The nearby Clan Cameron Museum traces the history of the clan since the 14th century. It also has exhibits from the Queens Own Cameron Highlanders Regiment, originally raised by Cameron of Erracht in 1793, and tells the story of the time the castle was used as a commando training centre. At nearby Spean Bridge stands an impressive sculpture, a memorial to their courage, dedication and sacrifice.

If you follow the north shore of Loch Arkaig you will travel along the Mile Dorch (Dark Mile), a road in a deeply wooded valley with thick mossy walls on either side. At the end of the road is a car park and access to the spectacular waterfalls of Eas Chia-aig. The loch is the fabled hiding place of French gold which was on its way to the Jacobites in 1746, but neither the Jacobites nor anyone since has been able to find the treasure.

Heading back to Spean Bridge, further east is Roy Bridge. Here there is a monument to the Battle of Mulroy, and on the hill opposite is the place where the MacDonnells of Keppoch defeated the Macintoshes in the last inter-clan battle fought in Scotland in 1688.

Travel a couple of miles from Roy Bridge to Cille Choirill Church. The first building on this hallowed ground was built in the 15th century by Ewan Macallan, one of the great Cameron chiefs. He went on a pilgrimage to Rome after the untimely death of his son, Donald. The Pope ordained that he should build six chapels to expiate his sins, and Cille Choirill Church is one of them.

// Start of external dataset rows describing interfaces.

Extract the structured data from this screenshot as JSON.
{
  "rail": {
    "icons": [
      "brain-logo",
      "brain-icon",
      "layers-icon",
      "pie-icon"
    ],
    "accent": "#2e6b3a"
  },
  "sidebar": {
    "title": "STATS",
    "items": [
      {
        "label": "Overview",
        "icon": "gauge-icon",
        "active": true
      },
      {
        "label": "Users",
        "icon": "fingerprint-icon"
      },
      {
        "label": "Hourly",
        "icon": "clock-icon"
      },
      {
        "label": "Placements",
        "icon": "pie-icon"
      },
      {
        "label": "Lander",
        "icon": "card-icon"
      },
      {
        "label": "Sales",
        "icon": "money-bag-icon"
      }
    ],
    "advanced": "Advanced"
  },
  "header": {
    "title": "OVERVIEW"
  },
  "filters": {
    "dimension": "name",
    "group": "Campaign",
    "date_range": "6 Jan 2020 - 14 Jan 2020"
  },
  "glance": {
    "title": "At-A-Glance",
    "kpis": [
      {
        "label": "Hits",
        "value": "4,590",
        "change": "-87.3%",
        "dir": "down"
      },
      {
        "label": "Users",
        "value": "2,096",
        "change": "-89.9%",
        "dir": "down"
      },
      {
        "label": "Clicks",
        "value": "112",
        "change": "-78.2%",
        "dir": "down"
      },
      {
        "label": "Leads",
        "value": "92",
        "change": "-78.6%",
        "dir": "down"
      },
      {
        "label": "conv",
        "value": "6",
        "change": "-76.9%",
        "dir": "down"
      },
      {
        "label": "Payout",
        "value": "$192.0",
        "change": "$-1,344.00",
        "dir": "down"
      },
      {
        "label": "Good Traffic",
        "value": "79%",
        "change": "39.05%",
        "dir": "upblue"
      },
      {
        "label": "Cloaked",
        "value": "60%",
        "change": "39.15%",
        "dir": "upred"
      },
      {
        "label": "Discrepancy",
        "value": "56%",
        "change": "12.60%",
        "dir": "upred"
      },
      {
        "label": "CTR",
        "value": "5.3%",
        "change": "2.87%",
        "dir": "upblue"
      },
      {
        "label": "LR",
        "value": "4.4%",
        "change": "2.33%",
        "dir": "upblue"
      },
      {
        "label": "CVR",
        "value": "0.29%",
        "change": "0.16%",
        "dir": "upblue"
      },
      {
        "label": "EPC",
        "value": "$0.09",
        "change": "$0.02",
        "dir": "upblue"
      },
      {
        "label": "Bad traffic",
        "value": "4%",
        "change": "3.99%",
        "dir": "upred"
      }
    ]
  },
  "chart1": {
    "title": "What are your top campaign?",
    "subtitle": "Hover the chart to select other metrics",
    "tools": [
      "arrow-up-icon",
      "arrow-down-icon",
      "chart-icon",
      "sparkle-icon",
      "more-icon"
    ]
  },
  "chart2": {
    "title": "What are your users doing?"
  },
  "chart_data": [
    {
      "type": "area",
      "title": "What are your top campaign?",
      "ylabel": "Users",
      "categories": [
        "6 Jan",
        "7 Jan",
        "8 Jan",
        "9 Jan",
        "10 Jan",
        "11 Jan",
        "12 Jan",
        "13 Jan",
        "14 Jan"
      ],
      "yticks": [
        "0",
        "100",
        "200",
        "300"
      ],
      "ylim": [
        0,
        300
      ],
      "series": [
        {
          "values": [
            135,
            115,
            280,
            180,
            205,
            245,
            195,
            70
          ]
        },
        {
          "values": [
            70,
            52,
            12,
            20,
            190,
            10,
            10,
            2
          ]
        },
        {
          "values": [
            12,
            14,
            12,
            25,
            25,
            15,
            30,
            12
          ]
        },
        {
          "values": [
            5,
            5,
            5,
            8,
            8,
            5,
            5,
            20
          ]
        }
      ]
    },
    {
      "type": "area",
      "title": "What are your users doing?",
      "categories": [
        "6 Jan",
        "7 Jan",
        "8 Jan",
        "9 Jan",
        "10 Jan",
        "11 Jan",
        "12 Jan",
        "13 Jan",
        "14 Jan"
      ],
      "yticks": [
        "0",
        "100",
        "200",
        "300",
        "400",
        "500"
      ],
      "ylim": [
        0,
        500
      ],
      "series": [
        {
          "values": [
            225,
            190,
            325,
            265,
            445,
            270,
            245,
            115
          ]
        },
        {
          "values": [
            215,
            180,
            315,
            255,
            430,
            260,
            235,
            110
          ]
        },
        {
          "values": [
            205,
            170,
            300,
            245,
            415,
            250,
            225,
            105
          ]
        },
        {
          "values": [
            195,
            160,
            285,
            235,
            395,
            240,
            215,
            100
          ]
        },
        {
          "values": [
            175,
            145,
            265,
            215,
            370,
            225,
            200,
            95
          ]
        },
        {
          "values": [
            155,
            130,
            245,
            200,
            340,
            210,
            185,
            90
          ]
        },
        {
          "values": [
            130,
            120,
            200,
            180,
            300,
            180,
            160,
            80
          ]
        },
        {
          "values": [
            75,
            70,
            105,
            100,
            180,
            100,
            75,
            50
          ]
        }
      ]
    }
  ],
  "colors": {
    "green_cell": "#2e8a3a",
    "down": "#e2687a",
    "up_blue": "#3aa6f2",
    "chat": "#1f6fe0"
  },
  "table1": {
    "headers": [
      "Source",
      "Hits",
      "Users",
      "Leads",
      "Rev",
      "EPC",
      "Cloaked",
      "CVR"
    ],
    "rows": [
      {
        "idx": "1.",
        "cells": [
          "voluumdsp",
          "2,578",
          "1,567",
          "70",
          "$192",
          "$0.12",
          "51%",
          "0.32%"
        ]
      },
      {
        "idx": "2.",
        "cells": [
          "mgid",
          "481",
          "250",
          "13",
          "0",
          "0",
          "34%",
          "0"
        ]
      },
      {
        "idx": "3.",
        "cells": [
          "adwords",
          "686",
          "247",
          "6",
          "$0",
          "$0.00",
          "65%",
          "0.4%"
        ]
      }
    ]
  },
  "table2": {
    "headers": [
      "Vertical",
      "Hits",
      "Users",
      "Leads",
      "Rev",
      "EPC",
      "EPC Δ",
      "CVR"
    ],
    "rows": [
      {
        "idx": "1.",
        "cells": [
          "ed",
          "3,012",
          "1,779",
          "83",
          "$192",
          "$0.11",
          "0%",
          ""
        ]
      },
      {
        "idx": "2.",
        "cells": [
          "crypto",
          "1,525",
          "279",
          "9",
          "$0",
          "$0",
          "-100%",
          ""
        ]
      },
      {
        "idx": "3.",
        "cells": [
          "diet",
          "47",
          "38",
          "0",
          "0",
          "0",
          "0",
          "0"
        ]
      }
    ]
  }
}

Continue along the A86 towards Inverness, passing through the villages of Kingussie and Newtonmore. The Highland Folk Museum explores more than 400 years of Highland life in exhibitions which track the everyday experiences of clansmen and crofters.

Head to the Highland capital and visit Inverness Museum, where you can learn more about the history and culture of the area.  For a truly atmospheric experience, make the short journey to the battleground of Culloden where, in April 1746, Bonnie Prince Charlie's Jacobite Rebellion was crushed by government forces. The character of Sir Ewan Cameron was upheld by his grandson, the ‘gentle Lochiel’, who fought gallantly at the battle and gained the esteem and admiration of many. However, hundreds of Cameron clansmen perished in the battle. Lochiel's estates were forfeited as part of the suppression of the insurrection, but later were restored under the general act of amnesty in 1796.

Return southwards by turning off the A9 at Carrbridge and take the road encircling the Cairngorms National Park to Braemar. This is an attractive village which enjoyed the royal patronage of Queen Victoria. Half a mile to the east is Braemar Castle, which was used as a garrison for government forces during the Jacobite uprising, and today the castle has many period furnished rooms and museum exhibitions well worth exploring.

If your schedule allows, why not take a trip on the Cairngorm Mountain Railway? Located near Aviemore, this is the highest and fastest mountain railway in the country and a special way to enjoy spectacular views.